Expect tough battle where spectrum holdings critical
The battle for India’s mobile internet consumer has heated up considerably, with the soft launch of Reliance Jio’s 4G service to 90,000-odd employees. Though Jio has missed several deadlines over the years and the soft launch suggests Reliance is still being cautious—as with CDMA in 2002, VOLTE is a new technology, and Jio will have to push even handsets to achieve targets—but as with all things Reliance, the scale is awesome. Jio has spent upwards of Rs 1 lakh crore already versus Bharti Airtel’s Rs 1.6 lakh crore since inception, owns the second-largest amount of spectrum after Bharti Airtel, has a 2.5 lakh route kilometre optic fibre network connecting 18,000 towns across India already and, in places like Lutyens’ Delhi where setting up telecom towers is difficult, Jio has wired up the area to provide micro cell connectivity—at the Digital India launch, Reliance chairman Mukesh Ambani spoke of investing Rs 2.5 lakh crore across all digital platforms, though he never put a timeline to it. Add to the significantly higher internet speeds that 4G players like Jio will offer, a whole entertainment bouquet with curated movies and most television channels, and you are talking of a very different sort of internet from the dumb pipes offered till now. Whether the entertainment offering alone will be a big differentiator remains to be seen since incumbents like Bharti Airtel, Vodafone and Idea have also tied up with service providers like Eros to provide similar 4G offerings.

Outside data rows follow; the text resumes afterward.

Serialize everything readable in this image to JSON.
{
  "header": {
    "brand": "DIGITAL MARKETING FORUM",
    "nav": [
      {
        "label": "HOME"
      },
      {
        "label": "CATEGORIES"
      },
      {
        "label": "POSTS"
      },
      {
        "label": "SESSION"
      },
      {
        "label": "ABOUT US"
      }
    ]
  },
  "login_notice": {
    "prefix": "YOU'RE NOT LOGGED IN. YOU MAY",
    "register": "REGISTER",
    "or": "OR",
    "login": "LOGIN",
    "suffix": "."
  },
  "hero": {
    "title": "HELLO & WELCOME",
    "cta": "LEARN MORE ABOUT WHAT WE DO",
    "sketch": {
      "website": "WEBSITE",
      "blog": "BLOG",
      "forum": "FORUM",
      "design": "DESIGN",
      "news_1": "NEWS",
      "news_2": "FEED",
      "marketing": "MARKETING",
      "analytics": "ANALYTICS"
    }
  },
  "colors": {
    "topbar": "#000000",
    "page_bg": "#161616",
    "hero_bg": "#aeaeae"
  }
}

If Jio is to get the 100 million internet subscribers it is aiming for in 12 months, this means the company will have a 20% share of the total internet market by then. With just 100 million subscribers moving to 3G since its 2011 launch versus 220 million on 2G currently, achieving the Jio target means a surge in technology adoption of the type never seen before; also, right now, just 10-12 million 4G devices are being shipped to India each quarter, so Jio’s handset-push, at subsidised rates, will be critical. Also, incumbents like Bharti Airtel, Vodafone and Idea are dramatically scaling up their initiatives—Airtel is offering 4G in 400 cities already and plans to invest another Rs 45,000 crore over 3 years in upgrading just the infrastructure—and their existing customer base (233 million for Airtel for voice/data, 187 million for Vodafone and 164 million for Idea) makes up-selling easier than for Jio which has to sell a brand-new product.
What will be critical, eventually, will be the amount of spectrum each player has. At 16.52 MHz, Jio’s weighted average pan-India spectrum—weighted by circle-wise revenue—is second to Bharti Airtel’s 22.52MHz, and ahead of Vodafone’s 14.68MHz and Idea’s 12.85MHz. That means all players, especially Vodafone and Idea, will have to get more 4G spectrum soon, in the next auction or through M&As or trading/sharing. In Gujarat, for instance, neither Vodafone nor Idea have enough 1800 MHz spectrum to offer 4G; Idea can offer this across all of Haryana and Maharashtra only after the 1800 MHz band is harmonised since it doesn’t have spectrum across the full state, but has no chance of offering this in Mumbai. As Citi Research puts it, while Bharti’s spectrum holdings in the 800/1800/2300 MHz bands suitable for 4G cover 75% of its revenue base, the number is 64% for Idea and 50% for Vodafone. Whether or not Jio is able to come anywhere near its targets, the battle for 4G has just heated up dramatically, so apart from aggressive bidding in the next few rounds of auctions, expect more Gujarat-UP (West) kind of deals where Videocon’s 1800 MHz circles got snapped up by Idea at double the price paid in the auction just a few months prior to the sale in November.